For each line below that contains the word "headers", return that line.

--- Data shown Enclosed Below ---

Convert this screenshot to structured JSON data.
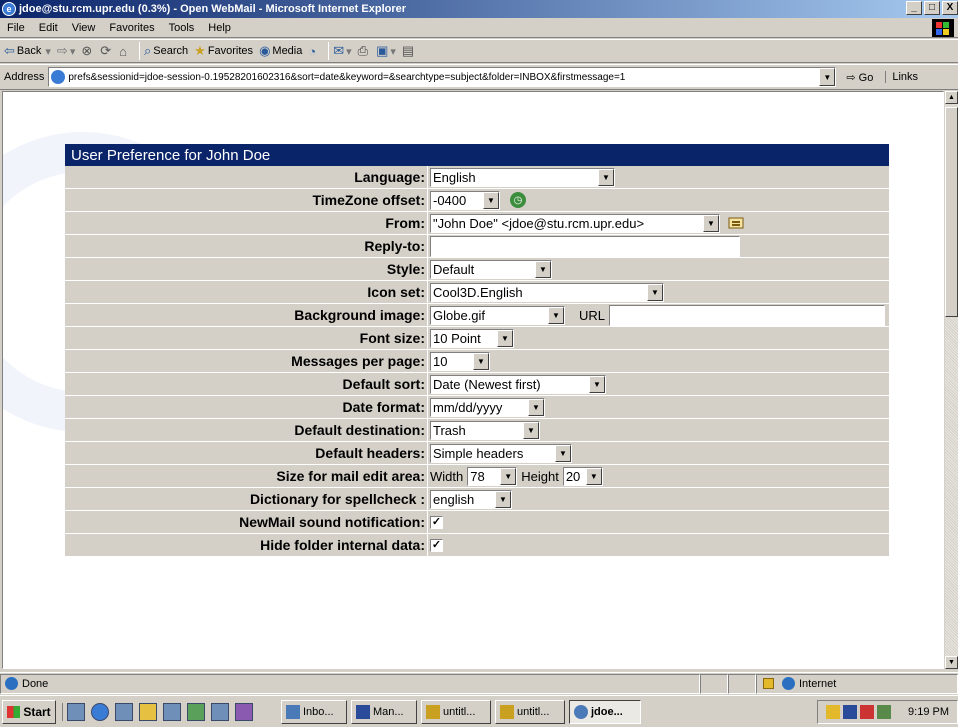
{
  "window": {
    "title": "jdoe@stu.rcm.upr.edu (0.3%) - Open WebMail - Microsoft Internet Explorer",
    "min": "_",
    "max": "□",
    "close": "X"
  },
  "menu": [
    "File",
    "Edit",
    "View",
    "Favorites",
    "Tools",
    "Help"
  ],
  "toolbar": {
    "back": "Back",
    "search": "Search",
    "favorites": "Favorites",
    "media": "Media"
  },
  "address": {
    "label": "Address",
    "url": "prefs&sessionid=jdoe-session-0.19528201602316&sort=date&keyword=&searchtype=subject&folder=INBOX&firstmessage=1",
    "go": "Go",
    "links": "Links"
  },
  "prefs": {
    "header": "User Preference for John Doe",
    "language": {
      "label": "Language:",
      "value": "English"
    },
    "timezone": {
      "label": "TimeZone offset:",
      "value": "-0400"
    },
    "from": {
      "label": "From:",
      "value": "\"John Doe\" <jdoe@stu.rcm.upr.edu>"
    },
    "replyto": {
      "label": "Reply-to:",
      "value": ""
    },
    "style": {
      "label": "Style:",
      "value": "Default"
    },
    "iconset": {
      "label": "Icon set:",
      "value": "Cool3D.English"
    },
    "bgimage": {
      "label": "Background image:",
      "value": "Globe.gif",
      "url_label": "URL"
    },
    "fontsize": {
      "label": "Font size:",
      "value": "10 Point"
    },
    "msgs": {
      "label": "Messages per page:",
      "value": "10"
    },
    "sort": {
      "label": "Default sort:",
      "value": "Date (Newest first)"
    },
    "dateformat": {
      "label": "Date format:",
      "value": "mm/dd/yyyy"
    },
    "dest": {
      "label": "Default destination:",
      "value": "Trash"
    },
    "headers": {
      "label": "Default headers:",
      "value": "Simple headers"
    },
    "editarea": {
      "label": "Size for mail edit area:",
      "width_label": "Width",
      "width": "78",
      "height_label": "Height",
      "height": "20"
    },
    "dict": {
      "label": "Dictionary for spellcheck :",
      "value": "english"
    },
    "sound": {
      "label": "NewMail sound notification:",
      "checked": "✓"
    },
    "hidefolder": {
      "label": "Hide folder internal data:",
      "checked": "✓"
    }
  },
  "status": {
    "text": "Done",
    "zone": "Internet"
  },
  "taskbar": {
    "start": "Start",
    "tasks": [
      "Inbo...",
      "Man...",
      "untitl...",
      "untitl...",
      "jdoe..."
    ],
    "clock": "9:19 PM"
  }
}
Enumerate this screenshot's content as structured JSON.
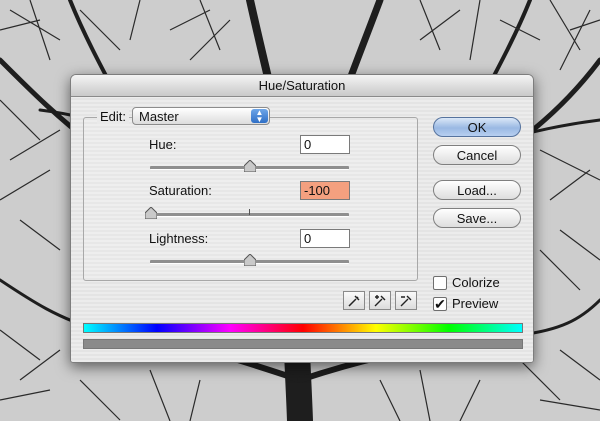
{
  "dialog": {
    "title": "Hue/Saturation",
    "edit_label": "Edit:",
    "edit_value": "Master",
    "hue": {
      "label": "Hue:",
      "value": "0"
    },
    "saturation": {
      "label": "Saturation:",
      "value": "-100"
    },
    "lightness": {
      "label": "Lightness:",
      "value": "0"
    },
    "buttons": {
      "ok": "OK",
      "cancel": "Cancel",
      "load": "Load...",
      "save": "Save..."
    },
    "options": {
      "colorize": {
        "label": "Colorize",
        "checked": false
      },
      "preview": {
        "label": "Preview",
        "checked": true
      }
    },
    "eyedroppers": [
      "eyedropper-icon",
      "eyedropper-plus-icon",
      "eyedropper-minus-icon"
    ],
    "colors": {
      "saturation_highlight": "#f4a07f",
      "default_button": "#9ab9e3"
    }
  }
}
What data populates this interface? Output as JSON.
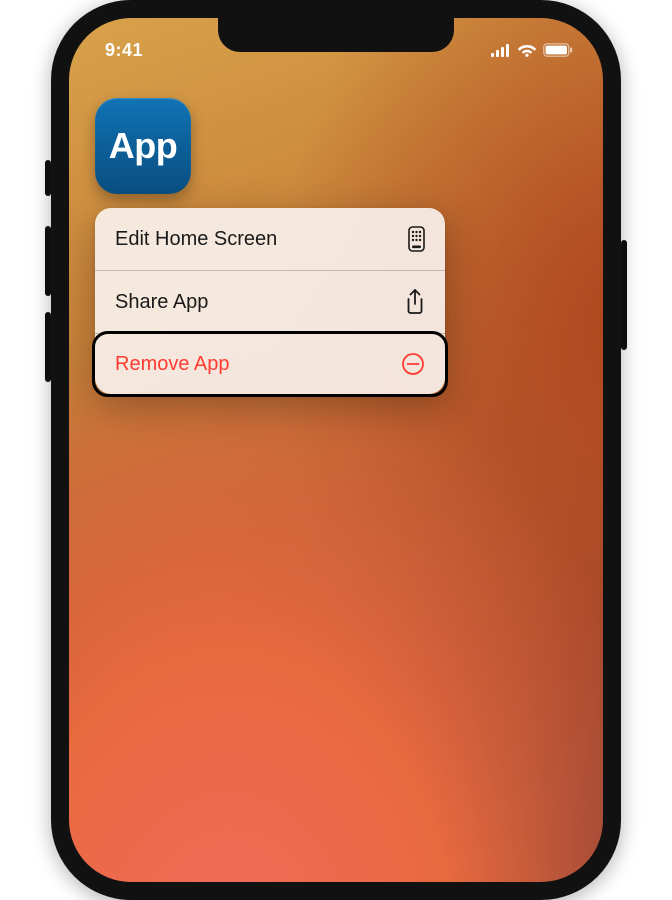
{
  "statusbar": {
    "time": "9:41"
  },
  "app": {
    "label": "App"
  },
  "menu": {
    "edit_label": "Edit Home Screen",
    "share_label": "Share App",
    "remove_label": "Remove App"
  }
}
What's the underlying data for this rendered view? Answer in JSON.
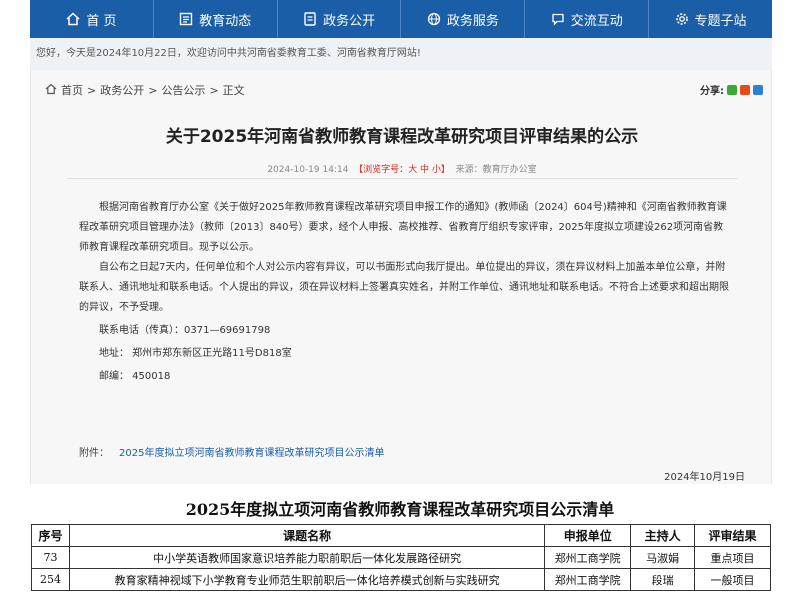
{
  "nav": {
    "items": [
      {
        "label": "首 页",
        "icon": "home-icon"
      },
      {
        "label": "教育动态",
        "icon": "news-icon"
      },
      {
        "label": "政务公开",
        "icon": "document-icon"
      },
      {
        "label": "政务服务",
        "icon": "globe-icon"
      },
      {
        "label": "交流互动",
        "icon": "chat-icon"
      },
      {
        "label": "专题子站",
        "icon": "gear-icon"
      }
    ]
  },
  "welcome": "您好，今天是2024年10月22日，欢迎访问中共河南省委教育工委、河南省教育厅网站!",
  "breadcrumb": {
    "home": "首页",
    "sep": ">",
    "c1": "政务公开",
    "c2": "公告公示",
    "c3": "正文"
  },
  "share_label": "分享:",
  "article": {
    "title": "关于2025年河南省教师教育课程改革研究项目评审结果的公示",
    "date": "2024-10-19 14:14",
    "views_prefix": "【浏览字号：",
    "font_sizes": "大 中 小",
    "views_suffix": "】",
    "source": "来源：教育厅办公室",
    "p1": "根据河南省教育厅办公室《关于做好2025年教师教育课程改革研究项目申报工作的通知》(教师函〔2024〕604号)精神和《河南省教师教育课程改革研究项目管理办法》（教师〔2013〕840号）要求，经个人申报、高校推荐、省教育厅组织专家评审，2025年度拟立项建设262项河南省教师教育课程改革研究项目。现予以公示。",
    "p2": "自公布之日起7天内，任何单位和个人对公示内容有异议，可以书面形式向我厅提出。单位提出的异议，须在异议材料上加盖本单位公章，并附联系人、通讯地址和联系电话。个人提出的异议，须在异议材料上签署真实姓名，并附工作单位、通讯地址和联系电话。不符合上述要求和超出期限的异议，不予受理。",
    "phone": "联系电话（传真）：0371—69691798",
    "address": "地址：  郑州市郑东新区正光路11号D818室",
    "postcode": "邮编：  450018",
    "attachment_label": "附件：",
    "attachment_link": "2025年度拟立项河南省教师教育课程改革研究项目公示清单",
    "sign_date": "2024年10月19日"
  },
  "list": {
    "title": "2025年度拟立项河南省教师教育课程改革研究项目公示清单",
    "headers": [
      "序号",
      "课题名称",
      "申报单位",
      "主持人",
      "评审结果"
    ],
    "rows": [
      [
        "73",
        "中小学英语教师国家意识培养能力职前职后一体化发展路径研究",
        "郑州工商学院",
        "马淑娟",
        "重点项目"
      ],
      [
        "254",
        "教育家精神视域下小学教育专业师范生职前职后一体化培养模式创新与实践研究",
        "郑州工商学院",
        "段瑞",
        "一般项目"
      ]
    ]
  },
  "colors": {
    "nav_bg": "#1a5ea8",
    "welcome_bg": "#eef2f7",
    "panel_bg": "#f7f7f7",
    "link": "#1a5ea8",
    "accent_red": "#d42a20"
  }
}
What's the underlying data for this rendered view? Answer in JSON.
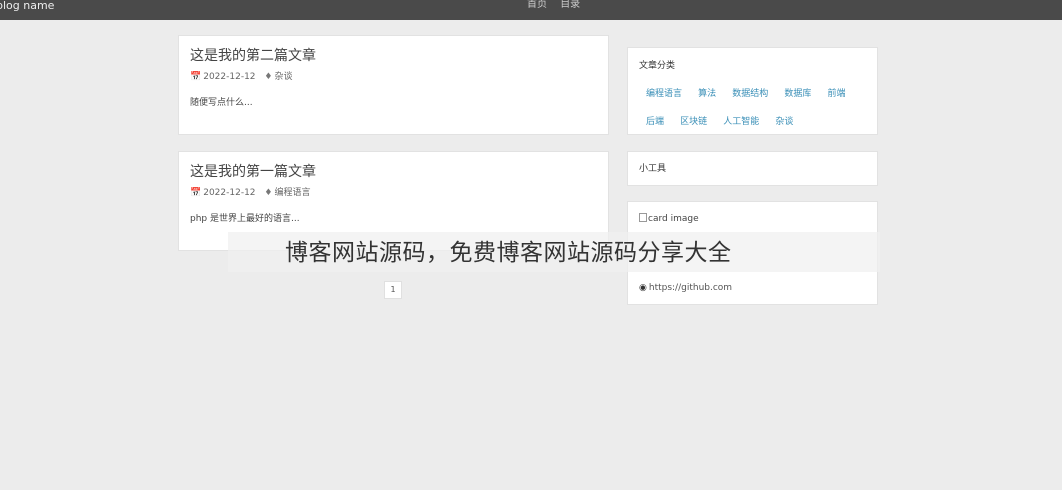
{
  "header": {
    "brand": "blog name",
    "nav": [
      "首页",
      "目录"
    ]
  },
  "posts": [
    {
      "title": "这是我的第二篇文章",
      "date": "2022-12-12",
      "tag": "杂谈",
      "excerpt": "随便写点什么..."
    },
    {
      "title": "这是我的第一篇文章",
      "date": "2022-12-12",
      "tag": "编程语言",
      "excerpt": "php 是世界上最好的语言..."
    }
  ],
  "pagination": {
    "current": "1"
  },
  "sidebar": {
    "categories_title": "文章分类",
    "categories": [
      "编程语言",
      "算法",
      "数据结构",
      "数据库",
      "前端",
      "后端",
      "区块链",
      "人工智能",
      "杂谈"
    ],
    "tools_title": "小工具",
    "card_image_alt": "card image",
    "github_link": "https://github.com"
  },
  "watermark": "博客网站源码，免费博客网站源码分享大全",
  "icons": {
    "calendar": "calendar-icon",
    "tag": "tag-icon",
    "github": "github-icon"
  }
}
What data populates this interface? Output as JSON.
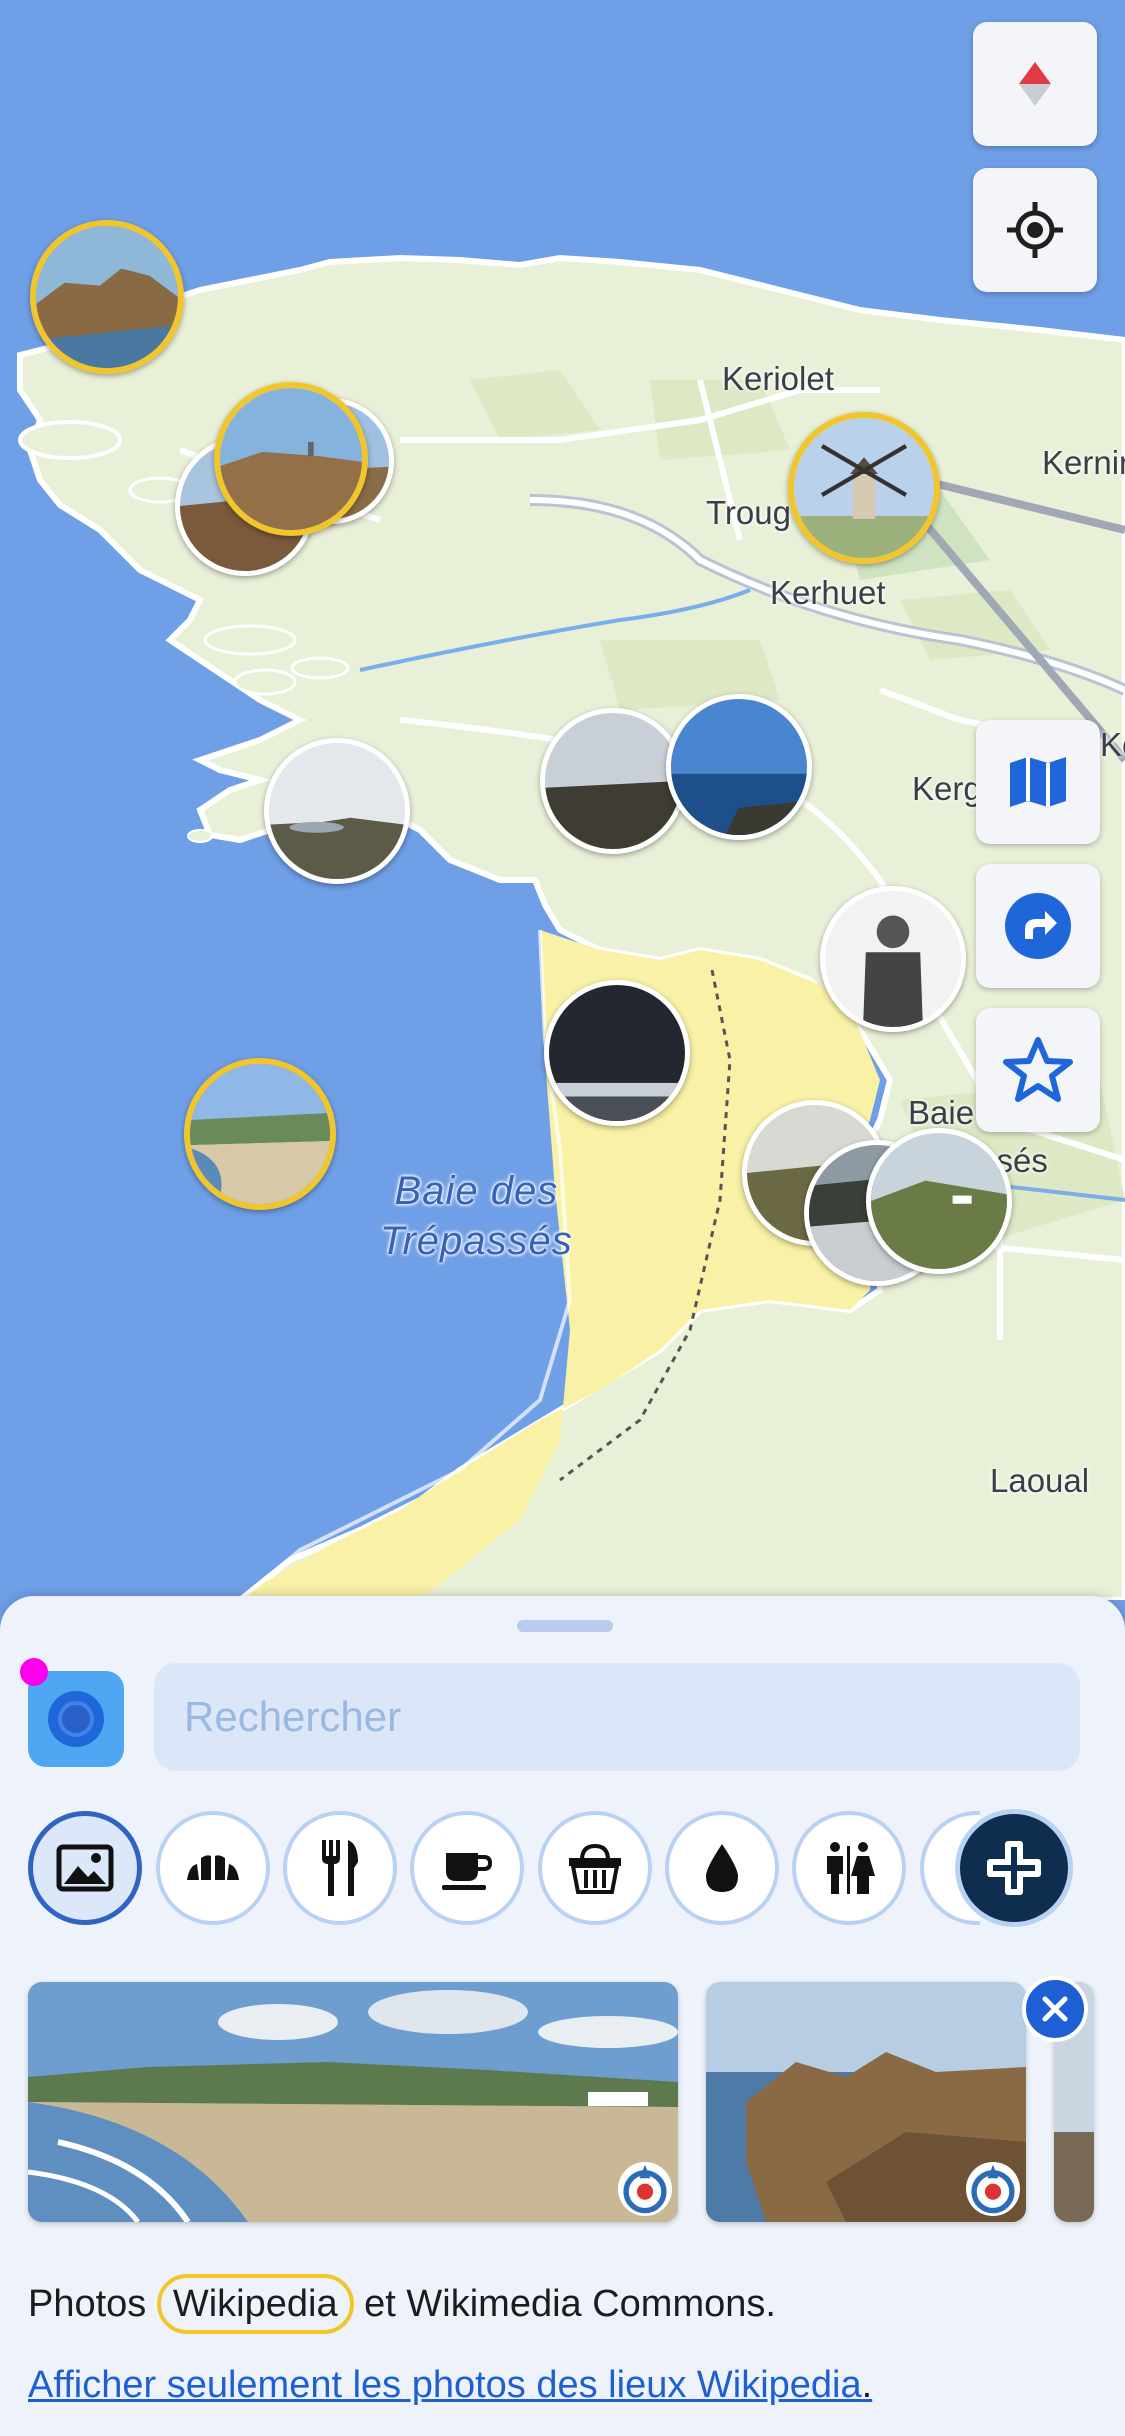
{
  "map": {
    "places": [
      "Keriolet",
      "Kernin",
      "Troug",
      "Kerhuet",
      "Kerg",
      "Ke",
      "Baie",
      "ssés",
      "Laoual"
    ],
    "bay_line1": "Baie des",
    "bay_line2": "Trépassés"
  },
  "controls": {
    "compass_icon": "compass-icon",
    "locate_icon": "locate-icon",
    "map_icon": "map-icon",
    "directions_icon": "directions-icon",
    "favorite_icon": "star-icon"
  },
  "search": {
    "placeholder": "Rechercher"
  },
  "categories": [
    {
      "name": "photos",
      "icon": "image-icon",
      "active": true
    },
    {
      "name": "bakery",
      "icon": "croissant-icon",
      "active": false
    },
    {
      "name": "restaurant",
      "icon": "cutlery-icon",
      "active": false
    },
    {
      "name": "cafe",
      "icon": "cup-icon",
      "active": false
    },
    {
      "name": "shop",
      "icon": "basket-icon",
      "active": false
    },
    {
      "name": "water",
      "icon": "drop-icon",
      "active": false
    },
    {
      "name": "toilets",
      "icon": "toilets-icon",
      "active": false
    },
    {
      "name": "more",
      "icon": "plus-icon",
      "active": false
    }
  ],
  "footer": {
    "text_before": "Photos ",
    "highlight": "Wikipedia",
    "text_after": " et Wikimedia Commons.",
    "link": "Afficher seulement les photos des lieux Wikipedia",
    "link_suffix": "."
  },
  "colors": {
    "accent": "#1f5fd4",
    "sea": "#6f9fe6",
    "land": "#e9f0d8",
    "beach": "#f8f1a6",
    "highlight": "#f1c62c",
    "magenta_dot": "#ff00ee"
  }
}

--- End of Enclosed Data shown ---

Response to this task –
    "headers": {
      "label": "Default headers:",
      "value": "Simple headers"
    "headers": [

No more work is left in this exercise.